[SOURCE DATA — start]

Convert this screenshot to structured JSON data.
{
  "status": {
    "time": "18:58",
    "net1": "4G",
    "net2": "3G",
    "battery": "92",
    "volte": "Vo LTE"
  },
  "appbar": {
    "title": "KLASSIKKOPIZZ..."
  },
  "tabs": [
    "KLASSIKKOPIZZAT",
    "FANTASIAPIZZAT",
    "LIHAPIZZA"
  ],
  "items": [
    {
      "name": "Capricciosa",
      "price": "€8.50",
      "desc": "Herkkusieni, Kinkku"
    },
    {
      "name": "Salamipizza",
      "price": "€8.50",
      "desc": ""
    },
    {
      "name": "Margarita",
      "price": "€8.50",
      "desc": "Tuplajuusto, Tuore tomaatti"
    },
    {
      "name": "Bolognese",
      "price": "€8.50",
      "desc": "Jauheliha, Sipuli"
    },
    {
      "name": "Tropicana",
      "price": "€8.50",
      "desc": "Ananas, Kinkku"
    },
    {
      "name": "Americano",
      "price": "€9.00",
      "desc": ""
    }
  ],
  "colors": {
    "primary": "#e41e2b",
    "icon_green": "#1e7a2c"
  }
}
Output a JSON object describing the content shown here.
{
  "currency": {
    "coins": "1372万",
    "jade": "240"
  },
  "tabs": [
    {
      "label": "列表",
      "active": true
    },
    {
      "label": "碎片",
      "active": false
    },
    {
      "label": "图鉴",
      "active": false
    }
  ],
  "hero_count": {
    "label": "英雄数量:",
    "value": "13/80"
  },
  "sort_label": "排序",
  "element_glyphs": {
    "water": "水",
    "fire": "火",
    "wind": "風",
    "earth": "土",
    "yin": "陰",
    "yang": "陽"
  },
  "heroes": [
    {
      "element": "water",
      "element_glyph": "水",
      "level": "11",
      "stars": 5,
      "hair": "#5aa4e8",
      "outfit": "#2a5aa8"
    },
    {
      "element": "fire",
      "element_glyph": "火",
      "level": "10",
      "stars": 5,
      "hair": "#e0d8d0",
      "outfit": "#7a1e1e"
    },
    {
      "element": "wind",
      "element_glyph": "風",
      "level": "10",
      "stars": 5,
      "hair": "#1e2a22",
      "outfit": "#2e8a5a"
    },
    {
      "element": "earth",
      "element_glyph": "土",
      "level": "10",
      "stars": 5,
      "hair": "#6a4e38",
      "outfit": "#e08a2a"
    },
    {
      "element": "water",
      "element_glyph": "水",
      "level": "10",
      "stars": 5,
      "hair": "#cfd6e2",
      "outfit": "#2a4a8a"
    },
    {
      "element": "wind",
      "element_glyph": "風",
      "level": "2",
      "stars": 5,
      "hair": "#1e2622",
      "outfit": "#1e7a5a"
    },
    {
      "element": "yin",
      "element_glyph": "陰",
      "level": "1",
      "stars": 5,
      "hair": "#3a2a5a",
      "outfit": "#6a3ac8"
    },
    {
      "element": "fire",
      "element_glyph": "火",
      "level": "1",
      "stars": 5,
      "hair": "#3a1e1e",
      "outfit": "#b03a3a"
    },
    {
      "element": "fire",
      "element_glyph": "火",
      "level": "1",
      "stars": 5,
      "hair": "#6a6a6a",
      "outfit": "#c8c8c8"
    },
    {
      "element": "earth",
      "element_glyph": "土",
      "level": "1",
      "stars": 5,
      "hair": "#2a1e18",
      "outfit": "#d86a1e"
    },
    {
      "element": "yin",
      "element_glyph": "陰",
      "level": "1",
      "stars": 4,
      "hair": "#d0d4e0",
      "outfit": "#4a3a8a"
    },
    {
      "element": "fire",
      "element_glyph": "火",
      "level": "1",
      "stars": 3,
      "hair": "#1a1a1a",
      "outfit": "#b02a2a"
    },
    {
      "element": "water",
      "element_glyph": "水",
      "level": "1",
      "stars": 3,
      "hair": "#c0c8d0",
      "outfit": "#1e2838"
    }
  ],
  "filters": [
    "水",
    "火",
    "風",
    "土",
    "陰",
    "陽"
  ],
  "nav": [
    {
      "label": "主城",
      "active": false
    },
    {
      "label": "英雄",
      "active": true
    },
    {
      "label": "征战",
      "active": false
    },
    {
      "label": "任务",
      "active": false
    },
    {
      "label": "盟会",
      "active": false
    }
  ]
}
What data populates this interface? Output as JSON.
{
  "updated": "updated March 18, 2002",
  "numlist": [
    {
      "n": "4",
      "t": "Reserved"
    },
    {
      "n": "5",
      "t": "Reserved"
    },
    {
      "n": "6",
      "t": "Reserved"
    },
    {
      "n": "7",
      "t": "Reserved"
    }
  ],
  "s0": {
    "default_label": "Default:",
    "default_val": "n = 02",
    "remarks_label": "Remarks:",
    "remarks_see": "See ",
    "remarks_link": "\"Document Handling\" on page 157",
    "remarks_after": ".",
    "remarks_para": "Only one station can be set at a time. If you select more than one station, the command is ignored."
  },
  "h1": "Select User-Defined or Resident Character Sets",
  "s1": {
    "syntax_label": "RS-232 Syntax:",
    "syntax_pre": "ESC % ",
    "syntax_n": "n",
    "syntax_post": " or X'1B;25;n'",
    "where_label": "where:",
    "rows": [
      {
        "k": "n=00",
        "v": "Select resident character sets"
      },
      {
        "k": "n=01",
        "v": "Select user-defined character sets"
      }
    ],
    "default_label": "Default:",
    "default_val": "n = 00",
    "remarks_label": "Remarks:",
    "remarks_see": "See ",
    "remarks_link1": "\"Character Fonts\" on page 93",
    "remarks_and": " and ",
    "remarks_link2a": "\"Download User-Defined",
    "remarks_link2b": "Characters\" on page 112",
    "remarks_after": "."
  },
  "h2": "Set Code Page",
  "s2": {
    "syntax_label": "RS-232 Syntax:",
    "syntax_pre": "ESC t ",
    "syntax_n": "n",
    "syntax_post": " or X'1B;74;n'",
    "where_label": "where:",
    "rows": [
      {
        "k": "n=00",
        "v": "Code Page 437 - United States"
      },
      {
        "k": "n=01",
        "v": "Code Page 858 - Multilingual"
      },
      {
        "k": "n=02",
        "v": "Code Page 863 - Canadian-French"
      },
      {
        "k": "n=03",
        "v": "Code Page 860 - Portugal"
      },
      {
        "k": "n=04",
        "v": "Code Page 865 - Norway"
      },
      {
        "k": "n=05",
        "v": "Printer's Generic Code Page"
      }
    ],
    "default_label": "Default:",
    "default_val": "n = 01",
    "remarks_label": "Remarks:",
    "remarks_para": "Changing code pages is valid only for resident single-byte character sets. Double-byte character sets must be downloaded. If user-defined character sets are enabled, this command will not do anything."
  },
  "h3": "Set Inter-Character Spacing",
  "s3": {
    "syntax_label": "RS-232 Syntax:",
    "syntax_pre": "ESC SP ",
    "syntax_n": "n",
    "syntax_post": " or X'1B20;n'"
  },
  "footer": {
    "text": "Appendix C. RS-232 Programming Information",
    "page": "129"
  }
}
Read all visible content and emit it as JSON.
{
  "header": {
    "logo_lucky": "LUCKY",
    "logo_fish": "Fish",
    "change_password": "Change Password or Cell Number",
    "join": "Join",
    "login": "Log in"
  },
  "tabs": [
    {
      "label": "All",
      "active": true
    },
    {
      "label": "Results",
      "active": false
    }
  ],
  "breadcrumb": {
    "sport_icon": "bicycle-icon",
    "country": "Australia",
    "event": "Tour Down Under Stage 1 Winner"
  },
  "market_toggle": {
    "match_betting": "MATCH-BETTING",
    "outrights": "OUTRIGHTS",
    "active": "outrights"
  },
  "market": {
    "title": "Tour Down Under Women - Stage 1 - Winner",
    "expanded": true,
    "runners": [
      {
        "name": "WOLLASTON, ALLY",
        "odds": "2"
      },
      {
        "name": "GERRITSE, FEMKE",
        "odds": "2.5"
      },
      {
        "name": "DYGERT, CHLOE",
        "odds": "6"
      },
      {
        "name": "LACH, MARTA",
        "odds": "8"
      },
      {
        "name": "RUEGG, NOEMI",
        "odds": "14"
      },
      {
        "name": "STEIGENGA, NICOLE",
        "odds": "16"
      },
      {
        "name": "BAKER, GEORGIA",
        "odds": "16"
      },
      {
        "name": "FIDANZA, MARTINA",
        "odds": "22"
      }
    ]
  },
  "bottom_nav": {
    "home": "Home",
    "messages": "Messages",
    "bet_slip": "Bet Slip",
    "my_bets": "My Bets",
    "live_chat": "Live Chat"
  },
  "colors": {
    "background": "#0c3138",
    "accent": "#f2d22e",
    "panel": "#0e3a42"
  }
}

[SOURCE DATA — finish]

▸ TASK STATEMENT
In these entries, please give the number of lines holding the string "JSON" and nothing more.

▸ EXPECTED ANSWER
4